AG Holder Signals Change in "War-On-Drugs" Policy
|AG Eric Holder @ ABA Annual Meeting|
Addressing the ABA's House of Delegates in San Francisco last week, U.S. Attorney General Eric Holder announced a significant shift in federal drug policy that could have an impact on our decades-long "War-on-Drugs". The policy initiative will effectively gut the tough anti-drug sentencing policies that have been a staple of federal legislation for the past quarter century.
Holder indicated that sentencing guidelines would be reduced for non-violent low-level substance abuse offenders. Stringent mandatory minimums would be eliminated.
In making the surprise high-impact announcement, the U.S. Attorney General said, "too many Americans go to too many prisons for far too long and for no truly good law enforcement reason."

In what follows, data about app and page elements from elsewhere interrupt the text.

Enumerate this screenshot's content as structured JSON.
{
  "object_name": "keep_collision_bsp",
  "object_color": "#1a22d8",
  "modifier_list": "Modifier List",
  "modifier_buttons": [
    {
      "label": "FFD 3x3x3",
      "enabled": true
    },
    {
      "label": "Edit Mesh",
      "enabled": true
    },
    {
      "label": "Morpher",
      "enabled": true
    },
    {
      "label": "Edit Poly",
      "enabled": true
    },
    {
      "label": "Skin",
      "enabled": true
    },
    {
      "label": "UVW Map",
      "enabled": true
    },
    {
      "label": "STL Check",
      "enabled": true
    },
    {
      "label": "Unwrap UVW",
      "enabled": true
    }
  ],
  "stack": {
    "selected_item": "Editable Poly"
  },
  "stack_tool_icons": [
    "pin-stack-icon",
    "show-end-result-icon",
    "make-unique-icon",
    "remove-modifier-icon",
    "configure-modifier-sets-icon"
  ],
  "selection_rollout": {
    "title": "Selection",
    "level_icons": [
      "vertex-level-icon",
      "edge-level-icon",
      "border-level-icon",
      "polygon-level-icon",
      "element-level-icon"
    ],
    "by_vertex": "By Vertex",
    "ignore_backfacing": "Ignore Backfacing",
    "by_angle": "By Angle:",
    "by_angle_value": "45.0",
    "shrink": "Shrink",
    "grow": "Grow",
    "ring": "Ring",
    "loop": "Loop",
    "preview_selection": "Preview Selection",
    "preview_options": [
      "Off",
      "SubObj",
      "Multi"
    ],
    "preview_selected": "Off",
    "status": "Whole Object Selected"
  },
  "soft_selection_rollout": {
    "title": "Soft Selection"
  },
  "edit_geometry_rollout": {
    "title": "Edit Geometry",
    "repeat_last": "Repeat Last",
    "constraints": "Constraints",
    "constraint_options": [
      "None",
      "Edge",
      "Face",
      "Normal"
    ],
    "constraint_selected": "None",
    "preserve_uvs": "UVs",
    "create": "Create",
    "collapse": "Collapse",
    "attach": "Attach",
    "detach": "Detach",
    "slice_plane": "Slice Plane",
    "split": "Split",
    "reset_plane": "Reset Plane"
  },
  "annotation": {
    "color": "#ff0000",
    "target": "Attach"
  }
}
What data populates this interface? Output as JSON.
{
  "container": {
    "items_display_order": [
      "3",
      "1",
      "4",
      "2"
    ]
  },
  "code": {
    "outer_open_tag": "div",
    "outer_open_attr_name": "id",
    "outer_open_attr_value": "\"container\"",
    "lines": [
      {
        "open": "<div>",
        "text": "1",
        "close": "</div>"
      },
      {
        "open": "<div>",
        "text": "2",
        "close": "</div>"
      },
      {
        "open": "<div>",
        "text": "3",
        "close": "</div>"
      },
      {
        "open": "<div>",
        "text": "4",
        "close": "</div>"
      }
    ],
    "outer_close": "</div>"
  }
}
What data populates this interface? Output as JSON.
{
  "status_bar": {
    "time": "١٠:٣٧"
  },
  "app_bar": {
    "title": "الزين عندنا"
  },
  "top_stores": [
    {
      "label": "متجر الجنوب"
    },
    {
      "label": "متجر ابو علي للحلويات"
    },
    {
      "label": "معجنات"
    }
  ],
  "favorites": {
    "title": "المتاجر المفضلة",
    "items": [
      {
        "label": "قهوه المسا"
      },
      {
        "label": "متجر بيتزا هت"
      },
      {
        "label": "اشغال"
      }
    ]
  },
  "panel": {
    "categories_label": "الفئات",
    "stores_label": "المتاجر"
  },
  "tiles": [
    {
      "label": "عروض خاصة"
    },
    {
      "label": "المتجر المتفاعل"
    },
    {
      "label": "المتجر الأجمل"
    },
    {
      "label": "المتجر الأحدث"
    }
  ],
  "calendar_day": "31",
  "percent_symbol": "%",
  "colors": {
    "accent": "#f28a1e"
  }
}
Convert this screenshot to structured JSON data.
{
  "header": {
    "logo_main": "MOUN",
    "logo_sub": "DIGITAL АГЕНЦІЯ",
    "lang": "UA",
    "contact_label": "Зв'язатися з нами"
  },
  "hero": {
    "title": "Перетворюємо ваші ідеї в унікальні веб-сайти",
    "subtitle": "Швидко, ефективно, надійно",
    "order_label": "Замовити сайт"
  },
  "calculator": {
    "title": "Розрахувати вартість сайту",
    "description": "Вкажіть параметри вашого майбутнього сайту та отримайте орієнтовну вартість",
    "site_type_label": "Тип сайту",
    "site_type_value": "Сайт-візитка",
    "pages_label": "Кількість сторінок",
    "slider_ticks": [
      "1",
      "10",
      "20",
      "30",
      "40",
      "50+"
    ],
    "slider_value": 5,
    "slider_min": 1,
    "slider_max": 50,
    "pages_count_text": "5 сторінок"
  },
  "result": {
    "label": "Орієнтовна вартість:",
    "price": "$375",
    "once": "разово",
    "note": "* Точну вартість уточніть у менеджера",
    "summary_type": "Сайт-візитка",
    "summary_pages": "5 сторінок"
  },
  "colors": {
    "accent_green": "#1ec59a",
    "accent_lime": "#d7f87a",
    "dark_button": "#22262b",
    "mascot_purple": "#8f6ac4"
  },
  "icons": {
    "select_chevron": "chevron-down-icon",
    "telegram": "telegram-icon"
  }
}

Going forward with the new policy, known as the "Smart on Crime" initiative, Holder said that US Attorneys will be exercising their prosecutorial discretion to charge defendants with minor crimes [i.e. possession] better suited to their substance abuse conduct, rather than charging such low-level participants with distribution crimes that carry hefty minimum sentences.
The AG also signaled that his boss, President Obama, will be seeking a legislative initiative that would give federal judges more discretion in their sentences for drug-based crimes. This was very welcome news to the ABA's Criminal Justice Section Chair, Neil Sonnett, who characterized the long-standing federal drug policy as one that features "over-criminalization" and "over-incarceration".
We here at the Law Blogger have seen many a client go "bye-bye" due to these harsh sentencing guidelines, some of which spill over into our state laws. Remember the mandatory drug lifer law debacle of the 1980s?
With the onset of drug courts and sobriety courts over the past decade that feature treatment over incarceration, the criminal justice system here in Michigan has made great strides toward what Holder announced at the federal level.
Hopefully this momentum will continue after Holder's boss leaves office. For the opposing point of view, take a look at Georgetown Law Professor William Otis' editorial in USA Today. Also, here is the NYT's op-ed on the incarceration aspect of this debate; and here is The Economist, calling for "Holder to be Bolder".